We live our lives in the time in-between. God’s reign has begun in the life, death and resurrection of Jesus; but it will not be complete until a day of God’s own choosing: a day in which St. Paul envisions Jesus returning in glory.
Until that day comes, we wait; but we do not wait passively. We wait, and yet we work. We work to make God’s dream a reality. That dream is what Jesus called the reign of God. It is a dream of a world transformed to be all that God intends it to be: a world of self-giving, a world of justice, love and peace.
Remaking the world in accordance with that dream is obviously a monumental task: the greatest endeavor imaginable. Even doing our own small part in accomplishing that ultimate goal requires far more wisdom, far more strength, far more spirit than we have in ourselves. To accomplish it, we need to be fed. We need to be nourished by God for that task of a lifetime. And God has given us that food. The Eucharist, the Lord’s Supper, is the nourishment that we need. The Eucharist, the Lord’s Supper, is food for the time in-between.
St. Paul, in this evening’s second reading, gives us the earliest account of the Eucharist that we have. He ties it closely with Jesus’ death, which we are about to commemorate once again. Twice in these four, short verses, he affirms that we are to do this “in remembrance” of Jesus. And, at their conclusion, he ties past and future together by declaring that “as often as you eat this bread and drink this cup, you proclaim the Lord’s death until he comes.” Death and coming. Past and future. And we are in the time in-between.
As we focus once again on the very heart of our faith, as we enter once again into this three-act drama of Maundy Thursday, Good Friday and the Great Vigil of Easter, we begin this evening by recalling once again what Jesus did at the Last Supper and on the day that followed. We are reminded that he called us to follow where he has led the way.

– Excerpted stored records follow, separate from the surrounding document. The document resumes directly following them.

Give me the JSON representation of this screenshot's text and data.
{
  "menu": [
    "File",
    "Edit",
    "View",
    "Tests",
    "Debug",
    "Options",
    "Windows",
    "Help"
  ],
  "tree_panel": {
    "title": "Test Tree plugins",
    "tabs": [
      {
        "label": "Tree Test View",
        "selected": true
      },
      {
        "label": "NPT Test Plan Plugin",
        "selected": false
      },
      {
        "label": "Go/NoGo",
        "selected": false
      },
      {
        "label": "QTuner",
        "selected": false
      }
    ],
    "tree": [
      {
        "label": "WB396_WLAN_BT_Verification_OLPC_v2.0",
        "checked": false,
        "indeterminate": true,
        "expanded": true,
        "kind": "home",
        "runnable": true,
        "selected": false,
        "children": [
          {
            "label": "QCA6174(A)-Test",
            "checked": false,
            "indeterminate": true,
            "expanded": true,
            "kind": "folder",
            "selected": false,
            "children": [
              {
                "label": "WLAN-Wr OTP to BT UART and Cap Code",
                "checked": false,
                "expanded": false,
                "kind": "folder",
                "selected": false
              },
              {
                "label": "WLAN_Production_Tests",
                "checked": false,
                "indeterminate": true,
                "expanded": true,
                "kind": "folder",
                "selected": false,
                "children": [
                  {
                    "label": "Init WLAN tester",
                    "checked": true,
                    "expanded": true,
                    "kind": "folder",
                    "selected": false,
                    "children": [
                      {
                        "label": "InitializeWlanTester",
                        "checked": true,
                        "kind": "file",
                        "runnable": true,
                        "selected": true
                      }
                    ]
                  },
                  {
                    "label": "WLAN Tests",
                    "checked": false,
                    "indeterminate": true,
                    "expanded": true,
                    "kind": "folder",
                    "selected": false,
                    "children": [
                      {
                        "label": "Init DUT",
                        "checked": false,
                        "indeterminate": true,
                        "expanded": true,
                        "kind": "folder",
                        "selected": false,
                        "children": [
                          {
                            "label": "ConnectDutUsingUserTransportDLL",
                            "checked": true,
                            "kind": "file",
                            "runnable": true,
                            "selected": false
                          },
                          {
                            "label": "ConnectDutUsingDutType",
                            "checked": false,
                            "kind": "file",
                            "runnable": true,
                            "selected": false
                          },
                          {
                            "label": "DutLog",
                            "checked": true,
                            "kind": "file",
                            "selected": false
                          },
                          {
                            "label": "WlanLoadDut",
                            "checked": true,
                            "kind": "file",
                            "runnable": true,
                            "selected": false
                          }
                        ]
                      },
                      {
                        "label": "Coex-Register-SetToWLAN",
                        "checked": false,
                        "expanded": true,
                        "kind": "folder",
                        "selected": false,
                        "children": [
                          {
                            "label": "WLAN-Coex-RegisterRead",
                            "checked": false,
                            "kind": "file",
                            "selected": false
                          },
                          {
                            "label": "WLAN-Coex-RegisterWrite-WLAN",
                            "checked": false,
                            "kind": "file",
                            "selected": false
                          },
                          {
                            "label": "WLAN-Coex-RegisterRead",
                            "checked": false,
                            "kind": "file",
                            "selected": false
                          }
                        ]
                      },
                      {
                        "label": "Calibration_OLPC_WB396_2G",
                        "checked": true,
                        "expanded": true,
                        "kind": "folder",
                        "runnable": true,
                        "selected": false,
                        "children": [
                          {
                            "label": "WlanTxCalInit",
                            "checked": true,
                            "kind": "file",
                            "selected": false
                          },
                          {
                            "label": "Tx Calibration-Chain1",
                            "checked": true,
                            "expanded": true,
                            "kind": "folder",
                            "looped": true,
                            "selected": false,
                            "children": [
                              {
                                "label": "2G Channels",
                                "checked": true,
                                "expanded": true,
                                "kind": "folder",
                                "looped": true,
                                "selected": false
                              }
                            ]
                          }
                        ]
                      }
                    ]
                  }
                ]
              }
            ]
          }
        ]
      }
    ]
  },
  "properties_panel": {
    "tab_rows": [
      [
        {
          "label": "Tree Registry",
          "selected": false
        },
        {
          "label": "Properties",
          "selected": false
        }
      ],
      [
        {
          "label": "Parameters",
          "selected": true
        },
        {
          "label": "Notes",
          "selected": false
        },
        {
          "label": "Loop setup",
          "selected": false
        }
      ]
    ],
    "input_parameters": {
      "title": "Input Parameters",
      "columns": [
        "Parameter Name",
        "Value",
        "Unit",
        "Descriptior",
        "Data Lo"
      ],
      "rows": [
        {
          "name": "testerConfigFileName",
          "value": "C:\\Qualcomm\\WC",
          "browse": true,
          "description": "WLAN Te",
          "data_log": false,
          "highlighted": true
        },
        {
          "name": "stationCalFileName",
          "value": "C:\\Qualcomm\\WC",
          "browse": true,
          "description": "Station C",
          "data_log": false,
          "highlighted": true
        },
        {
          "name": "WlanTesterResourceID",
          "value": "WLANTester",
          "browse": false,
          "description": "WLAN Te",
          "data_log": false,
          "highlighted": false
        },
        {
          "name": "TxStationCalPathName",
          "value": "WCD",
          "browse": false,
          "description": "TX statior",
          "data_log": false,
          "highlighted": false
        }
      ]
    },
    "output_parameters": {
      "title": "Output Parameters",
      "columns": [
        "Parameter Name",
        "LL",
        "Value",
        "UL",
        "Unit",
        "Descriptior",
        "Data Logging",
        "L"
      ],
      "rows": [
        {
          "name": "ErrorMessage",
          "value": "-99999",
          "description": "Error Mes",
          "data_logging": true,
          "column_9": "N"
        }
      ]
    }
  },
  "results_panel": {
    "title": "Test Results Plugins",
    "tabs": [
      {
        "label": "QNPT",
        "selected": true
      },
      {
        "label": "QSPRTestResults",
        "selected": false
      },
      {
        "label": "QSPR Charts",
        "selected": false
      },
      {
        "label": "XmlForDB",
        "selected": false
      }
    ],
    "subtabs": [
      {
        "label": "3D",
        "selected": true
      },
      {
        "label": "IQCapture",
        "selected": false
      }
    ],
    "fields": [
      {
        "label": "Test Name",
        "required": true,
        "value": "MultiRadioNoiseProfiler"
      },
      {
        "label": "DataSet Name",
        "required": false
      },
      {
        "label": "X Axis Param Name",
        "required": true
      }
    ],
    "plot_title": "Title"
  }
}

But we recall also that he has not left us to our own resources. He has provided us with the nourishment that we need for the journey. He has provided us with food for the time in-between.